It didn't go through the caucus. I put it in the ballot as a private member and it got picked. Maori caucus were aware of the intent.
What advice would you give a backbench MP aiming to get into the Cabinet?
That's a hard question. Nobody gave me any advice.
Well do you have to be a greaser to get into the Cabinet?
It has not been my experience. As our society becomes more diverse, and public opinions seems to impact quite a bit on politics, you need representation that can reflect the fabric of our society and you need that in Cabinet as well.
You have the image of a rebel over the Foreshore and Seabed Bill but you actually voted for it.
Having secured gains for the electorate, having been able to take that back and clearly put my own mandate on the line by coming off the Labour list, I think I used the political process, legislative process as best as I could to effect the necessary changes to that particular act which better aligned [it] to something we could live with. I made it clear in my third reading speech that I made the decision as an individual knowing the electorate did not have the opportunity to consent in the final instance to the final shape of the bill. So I was prepared to put all of that on the line at this last election and I did and got voted back in to do some more work.

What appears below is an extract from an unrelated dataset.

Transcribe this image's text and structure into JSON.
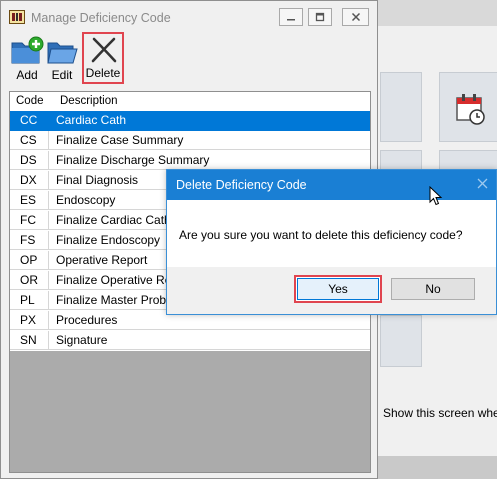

Was it ever suggested that if you voted for the bill there might be promotion ahead for you?
Do you think the New Zealand flag should be changed?
I'm pro-republic and I think we need to find a flag that better represents something all New Zealanders can aspire to and be proud of.
Do you look forward to Waitangi Day?
Yes. Every year. And if when I have my relations in Australia report how they have celebrated Waitangi Day, it gives you a lot of optimism about what might be achieved here in New Zealand. They have big celebrations in Brisbane and Sydney and all the Maori and all the New Zealanders get together and just celebrate being Kiwis in a foreign country. So we've got something to learn. People get quite distressed that they can do that over in Sydney and wonder why we can't make it happen here in New Zealand.
What are you doing to unwind this summer?
Go walking, see friends, listen to loud music. I've just got James Blunt and Conscious Roots, I've just bought the CDs.
Portfolios: Youth Affairs, Customs, Associate Minister for the Environment, Associate Minister of Local Government.
Work history: Elected as Labour list MP in 1996, then Te Tai Hauauru electorate in 1999 and Tainui in 2002 and 2005. Formerly a student and tutor in Maori studies at Auckland University.By Audrey Young Email Audrey